There is an African proverb that says, “It takes a village to raise a child”. And New Zealand has embraced this understanding in how it approaches early childhood education (ECE).
Various scientific studies continue to confirm the vital role the early childhood developmental years (ages 0-6) play in an individual’s later life, as it is during this time that a person’s ultimate personality, cognitive functioning, linguistic and numeric comprehension, socialisation, and emotional regulation are primarily established.
To best support children in this early phase of life, NZ advocates for a comprehensive ECE approach, with families, educators, and the broader community all playing a pivotal role.
Aside from governmental subsidies for ECE, which enable children to be educated for up to 20 hours a week for free, there is also a honed focus on promoting specific ECE-level teacher training. Indeed, teacher training, such as what is presented in Hamilton early childhood education courses, are generating higher-qualified and better-equipped ECE professionals who can take specialised care of young children’s educational needs –in respect to both academics and broader holistic development.
NZ also offers various formal and informal ECE approaches, including traditional preschools, education and care services, at-home services, and numerous parent-or-community-led options such as Montessori schools and structured playgroups. This, combined with NZ’s generally more laid-back and family-friendly lifestyle, makes it easier to educate young children and promote their cognitive, emotional, physical, and social development by engaging with nature, their families, peers, and the broader community as well as in formal education settings.

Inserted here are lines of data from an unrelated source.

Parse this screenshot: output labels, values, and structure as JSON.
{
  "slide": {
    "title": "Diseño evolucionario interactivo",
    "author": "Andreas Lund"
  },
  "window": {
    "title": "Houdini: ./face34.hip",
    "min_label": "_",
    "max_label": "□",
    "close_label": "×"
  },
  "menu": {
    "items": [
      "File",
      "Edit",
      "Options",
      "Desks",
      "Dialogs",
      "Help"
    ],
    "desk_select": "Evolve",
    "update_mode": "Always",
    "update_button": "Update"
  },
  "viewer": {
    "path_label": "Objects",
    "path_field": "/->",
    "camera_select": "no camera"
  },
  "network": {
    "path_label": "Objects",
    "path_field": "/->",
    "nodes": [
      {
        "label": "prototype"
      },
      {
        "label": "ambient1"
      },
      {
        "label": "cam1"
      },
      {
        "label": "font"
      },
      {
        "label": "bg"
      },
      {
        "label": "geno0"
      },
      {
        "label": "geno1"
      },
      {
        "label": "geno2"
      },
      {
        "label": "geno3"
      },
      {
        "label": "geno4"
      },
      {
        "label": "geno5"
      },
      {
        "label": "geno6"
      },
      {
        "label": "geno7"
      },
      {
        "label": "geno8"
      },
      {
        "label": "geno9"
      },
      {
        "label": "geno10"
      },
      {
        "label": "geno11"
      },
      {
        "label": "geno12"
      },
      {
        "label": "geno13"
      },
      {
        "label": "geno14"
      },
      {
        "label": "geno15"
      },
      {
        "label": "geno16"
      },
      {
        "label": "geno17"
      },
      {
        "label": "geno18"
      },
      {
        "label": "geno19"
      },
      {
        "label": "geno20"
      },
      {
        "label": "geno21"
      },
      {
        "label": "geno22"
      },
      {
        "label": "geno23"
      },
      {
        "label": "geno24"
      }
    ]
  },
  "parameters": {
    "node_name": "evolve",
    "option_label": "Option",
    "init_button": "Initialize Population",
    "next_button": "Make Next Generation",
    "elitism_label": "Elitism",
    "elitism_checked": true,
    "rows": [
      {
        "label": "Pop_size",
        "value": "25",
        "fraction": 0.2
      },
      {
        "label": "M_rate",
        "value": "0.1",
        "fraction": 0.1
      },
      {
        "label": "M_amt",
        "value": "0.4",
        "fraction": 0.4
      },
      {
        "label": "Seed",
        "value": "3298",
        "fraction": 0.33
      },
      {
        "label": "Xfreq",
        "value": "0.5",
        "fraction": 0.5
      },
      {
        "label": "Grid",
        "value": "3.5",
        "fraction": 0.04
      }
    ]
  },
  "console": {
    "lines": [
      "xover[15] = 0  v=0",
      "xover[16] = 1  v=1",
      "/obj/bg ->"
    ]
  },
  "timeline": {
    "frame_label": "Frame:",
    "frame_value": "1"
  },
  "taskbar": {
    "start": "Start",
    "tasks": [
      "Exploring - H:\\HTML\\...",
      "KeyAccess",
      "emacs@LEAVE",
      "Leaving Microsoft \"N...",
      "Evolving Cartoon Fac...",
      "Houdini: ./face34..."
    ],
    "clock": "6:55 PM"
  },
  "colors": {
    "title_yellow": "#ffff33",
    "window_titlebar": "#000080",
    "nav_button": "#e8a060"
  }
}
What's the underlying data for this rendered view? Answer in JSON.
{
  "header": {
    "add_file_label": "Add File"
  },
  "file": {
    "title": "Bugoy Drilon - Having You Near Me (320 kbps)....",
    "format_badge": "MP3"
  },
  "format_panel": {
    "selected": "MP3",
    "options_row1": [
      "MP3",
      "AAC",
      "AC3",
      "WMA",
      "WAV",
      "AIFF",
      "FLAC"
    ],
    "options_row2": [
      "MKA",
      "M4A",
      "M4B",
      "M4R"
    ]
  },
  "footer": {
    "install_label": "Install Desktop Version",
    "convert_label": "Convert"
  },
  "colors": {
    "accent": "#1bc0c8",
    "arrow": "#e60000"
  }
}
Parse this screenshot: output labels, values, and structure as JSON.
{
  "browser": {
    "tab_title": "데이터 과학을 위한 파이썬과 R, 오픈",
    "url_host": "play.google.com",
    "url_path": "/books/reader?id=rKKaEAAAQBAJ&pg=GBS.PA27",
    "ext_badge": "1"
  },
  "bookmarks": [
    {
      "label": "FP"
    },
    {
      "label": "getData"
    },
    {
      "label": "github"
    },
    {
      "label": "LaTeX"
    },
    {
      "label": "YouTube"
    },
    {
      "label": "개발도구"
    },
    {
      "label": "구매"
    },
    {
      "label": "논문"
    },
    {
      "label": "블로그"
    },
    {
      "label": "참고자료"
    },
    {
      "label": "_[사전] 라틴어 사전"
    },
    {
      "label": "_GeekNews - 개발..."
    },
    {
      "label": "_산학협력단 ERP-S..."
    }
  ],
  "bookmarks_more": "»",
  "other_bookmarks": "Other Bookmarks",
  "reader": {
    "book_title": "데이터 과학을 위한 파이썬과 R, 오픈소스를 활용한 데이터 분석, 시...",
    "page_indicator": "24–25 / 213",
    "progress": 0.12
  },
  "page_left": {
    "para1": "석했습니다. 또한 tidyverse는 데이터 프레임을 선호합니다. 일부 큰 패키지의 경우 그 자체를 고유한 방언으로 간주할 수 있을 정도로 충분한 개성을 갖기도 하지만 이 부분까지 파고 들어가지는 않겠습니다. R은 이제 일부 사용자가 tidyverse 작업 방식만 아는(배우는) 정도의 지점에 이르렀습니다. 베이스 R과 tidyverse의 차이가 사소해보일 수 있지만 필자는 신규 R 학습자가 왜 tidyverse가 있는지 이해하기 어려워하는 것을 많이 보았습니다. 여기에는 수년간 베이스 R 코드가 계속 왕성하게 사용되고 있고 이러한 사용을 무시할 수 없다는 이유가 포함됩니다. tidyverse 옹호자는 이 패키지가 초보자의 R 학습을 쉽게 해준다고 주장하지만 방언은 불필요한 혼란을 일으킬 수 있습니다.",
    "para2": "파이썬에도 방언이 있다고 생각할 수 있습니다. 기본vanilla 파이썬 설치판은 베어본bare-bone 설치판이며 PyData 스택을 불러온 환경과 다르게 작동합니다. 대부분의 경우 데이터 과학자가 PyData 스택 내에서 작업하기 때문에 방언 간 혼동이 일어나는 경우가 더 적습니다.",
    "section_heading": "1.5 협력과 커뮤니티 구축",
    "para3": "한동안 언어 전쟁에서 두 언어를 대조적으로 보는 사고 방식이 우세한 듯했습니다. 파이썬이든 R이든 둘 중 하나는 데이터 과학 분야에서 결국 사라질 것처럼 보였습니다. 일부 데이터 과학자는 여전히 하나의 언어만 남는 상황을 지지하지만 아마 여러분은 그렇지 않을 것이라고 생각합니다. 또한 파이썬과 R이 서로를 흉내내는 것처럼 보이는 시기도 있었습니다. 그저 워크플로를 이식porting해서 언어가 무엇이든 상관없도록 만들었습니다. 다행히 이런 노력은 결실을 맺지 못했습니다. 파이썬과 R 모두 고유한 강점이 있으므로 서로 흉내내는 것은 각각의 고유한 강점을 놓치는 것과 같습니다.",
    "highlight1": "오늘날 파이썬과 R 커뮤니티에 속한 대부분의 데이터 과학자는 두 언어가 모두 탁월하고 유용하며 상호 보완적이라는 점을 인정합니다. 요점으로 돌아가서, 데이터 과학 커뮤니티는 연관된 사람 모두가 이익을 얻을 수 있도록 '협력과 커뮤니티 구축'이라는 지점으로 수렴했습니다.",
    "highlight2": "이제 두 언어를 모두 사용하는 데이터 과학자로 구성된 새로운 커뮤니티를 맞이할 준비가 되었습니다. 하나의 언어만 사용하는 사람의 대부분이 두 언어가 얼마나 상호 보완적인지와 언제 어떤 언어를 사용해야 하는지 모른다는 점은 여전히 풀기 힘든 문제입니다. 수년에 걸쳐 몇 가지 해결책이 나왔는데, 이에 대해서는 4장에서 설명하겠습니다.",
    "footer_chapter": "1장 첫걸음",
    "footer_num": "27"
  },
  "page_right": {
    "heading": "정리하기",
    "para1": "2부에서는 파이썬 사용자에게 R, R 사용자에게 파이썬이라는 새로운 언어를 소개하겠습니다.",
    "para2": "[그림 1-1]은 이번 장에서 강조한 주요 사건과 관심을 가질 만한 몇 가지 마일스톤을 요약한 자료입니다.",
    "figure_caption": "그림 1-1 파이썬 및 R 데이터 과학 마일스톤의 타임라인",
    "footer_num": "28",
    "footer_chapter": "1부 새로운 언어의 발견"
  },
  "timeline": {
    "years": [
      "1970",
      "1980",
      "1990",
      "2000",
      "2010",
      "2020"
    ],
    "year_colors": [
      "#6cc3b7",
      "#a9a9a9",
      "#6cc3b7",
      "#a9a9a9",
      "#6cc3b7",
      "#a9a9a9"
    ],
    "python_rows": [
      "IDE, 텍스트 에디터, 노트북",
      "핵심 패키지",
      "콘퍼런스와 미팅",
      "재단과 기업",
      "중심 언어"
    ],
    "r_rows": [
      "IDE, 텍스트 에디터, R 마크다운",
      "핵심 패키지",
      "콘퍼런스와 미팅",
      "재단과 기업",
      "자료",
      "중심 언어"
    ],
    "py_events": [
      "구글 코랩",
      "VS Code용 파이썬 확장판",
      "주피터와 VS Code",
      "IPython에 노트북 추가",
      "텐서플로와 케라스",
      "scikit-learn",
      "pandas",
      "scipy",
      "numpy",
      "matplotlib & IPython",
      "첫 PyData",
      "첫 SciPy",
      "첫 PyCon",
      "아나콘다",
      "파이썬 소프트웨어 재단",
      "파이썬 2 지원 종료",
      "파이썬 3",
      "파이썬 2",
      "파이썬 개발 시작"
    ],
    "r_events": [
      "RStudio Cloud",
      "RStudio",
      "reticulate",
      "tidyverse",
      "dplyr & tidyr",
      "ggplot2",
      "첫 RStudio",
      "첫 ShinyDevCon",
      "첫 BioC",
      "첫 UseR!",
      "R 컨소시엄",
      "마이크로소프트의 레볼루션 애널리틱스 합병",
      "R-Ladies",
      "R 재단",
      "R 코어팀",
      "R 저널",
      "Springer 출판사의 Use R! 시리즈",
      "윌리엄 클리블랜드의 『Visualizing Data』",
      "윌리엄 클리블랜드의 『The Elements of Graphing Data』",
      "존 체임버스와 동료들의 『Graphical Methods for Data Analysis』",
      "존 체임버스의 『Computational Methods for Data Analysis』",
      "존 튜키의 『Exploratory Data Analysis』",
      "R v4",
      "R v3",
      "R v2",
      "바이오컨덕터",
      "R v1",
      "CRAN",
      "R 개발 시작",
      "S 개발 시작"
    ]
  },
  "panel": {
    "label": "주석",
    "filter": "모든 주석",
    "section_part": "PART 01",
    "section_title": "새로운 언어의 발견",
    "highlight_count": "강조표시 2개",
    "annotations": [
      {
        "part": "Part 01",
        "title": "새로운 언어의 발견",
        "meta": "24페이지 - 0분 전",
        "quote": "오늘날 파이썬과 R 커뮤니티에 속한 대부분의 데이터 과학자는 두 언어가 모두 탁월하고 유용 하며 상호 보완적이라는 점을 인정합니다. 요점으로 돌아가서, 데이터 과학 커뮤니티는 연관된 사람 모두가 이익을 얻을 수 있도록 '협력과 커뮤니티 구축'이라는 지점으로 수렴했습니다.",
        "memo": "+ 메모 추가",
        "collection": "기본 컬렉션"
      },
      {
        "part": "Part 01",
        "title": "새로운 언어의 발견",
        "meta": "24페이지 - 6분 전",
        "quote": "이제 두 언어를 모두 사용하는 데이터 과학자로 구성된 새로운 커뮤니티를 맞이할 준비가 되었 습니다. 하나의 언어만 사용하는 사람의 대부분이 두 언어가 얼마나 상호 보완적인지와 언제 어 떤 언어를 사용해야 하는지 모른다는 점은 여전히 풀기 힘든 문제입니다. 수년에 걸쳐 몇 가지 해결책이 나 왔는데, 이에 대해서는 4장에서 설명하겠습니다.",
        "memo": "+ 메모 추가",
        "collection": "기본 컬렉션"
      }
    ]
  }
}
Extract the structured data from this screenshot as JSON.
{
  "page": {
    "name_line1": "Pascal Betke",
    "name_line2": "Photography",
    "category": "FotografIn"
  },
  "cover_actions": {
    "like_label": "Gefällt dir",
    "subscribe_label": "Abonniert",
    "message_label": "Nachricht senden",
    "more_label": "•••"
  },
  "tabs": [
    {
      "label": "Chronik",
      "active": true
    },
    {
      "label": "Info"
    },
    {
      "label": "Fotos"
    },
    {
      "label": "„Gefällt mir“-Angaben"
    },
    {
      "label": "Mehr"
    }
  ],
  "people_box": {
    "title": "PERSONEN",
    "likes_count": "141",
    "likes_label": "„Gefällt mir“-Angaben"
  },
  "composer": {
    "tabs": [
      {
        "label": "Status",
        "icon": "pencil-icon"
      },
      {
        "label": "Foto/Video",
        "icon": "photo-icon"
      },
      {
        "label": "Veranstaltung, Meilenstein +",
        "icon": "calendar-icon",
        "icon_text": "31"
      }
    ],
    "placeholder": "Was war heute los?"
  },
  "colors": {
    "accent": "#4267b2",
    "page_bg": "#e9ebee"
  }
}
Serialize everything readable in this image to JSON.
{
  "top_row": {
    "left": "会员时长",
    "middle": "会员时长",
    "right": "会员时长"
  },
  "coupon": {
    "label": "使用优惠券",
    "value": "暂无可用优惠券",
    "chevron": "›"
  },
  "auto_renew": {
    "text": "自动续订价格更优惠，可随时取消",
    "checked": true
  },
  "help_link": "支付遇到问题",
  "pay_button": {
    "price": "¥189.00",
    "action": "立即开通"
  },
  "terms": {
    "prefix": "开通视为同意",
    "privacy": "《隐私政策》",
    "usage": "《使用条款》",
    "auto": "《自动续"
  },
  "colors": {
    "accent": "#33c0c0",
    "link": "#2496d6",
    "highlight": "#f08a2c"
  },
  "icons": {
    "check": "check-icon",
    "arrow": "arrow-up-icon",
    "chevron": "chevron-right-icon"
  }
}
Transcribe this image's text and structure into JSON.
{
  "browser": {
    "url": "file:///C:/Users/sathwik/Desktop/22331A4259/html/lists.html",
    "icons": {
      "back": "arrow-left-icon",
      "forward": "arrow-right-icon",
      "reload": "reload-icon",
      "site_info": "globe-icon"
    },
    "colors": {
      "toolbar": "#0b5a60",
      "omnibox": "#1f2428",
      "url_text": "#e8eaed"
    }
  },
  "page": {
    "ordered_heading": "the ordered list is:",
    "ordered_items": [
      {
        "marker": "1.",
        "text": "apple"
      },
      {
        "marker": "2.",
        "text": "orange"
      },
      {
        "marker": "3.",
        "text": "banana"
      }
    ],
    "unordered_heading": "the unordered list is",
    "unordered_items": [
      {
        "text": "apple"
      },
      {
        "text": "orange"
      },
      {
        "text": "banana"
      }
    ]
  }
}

By actively promoting all-encompassing education that seeks out both familial and professional involvement in ECE and builds children’s sense of belonging and sense of self, NZ children tend to be more confident and resilient upon entering later phases of the education system. All this advantages them for their futures.